**Entries supplied**

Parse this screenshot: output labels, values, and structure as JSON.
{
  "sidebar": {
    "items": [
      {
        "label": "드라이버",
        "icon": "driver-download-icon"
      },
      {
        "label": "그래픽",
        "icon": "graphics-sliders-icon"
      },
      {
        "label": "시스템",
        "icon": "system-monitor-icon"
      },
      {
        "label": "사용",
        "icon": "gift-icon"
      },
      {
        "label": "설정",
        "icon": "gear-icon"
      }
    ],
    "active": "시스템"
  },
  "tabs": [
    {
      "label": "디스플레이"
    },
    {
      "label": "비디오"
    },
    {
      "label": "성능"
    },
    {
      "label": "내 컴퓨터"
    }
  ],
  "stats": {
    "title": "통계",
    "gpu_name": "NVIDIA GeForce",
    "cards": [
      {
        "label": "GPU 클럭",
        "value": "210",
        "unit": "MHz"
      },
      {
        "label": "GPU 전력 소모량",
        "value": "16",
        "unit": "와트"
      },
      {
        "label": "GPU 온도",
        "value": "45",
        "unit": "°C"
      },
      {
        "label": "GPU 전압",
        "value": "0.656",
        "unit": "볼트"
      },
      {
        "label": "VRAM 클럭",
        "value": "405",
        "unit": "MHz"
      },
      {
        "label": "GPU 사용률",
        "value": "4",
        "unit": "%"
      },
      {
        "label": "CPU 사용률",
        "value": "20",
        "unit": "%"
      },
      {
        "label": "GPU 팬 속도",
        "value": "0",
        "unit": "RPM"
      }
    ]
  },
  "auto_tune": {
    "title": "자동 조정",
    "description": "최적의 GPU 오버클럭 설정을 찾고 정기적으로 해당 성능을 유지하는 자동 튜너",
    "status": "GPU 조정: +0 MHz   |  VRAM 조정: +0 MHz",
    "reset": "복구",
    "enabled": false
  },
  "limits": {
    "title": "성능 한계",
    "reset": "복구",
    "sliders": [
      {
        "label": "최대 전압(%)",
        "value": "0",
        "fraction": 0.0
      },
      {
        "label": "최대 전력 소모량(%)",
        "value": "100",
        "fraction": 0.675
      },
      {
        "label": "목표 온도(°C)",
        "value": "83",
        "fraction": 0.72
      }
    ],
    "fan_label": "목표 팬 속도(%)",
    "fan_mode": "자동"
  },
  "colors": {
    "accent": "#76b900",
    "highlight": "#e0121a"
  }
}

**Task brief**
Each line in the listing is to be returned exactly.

**Exercise answer**
Parse this screenshot: output labels, values, and structure as JSON.
{
  "sidebar": {
    "items": [
      {
        "label": "드라이버",
        "icon": "driver-download-icon"
      },
      {
        "label": "그래픽",
        "icon": "graphics-sliders-icon"
      },
      {
        "label": "시스템",
        "icon": "system-monitor-icon"
      },
      {
        "label": "사용",
        "icon": "gift-icon"
      },
      {
        "label": "설정",
        "icon": "gear-icon"
      }
    ],
    "active": "시스템"
  },
  "tabs": [
    {
      "label": "디스플레이"
    },
    {
      "label": "비디오"
    },
    {
      "label": "성능"
    },
    {
      "label": "내 컴퓨터"
    }
  ],
  "stats": {
    "title": "통계",
    "gpu_name": "NVIDIA GeForce",
    "cards": [
      {
        "label": "GPU 클럭",
        "value": "210",
        "unit": "MHz"
      },
      {
        "label": "GPU 전력 소모량",
        "value": "16",
        "unit": "와트"
      },
      {
        "label": "GPU 온도",
        "value": "45",
        "unit": "°C"
      },
      {
        "label": "GPU 전압",
        "value": "0.656",
        "unit": "볼트"
      },
      {
        "label": "VRAM 클럭",
        "value": "405",
        "unit": "MHz"
      },
      {
        "label": "GPU 사용률",
        "value": "4",
        "unit": "%"
      },
      {
        "label": "CPU 사용률",
        "value": "20",
        "unit": "%"
      },
      {
        "label": "GPU 팬 속도",
        "value": "0",
        "unit": "RPM"
      }
    ]
  },
  "auto_tune": {
    "title": "자동 조정",
    "description": "최적의 GPU 오버클럭 설정을 찾고 정기적으로 해당 성능을 유지하는 자동 튜너",
    "status": "GPU 조정: +0 MHz   |  VRAM 조정: +0 MHz",
    "reset": "복구",
    "enabled": false
  },
  "limits": {
    "title": "성능 한계",
    "reset": "복구",
    "sliders": [
      {
        "label": "최대 전압(%)",
        "value": "0",
        "fraction": 0.0
      },
      {
        "label": "최대 전력 소모량(%)",
        "value": "100",
        "fraction": 0.675
      },
      {
        "label": "목표 온도(°C)",
        "value": "83",
        "fraction": 0.72
      }
    ],
    "fan_label": "목표 팬 속도(%)",
    "fan_mode": "자동"
  },
  "colors": {
    "accent": "#76b900",
    "highlight": "#e0121a"
  }
}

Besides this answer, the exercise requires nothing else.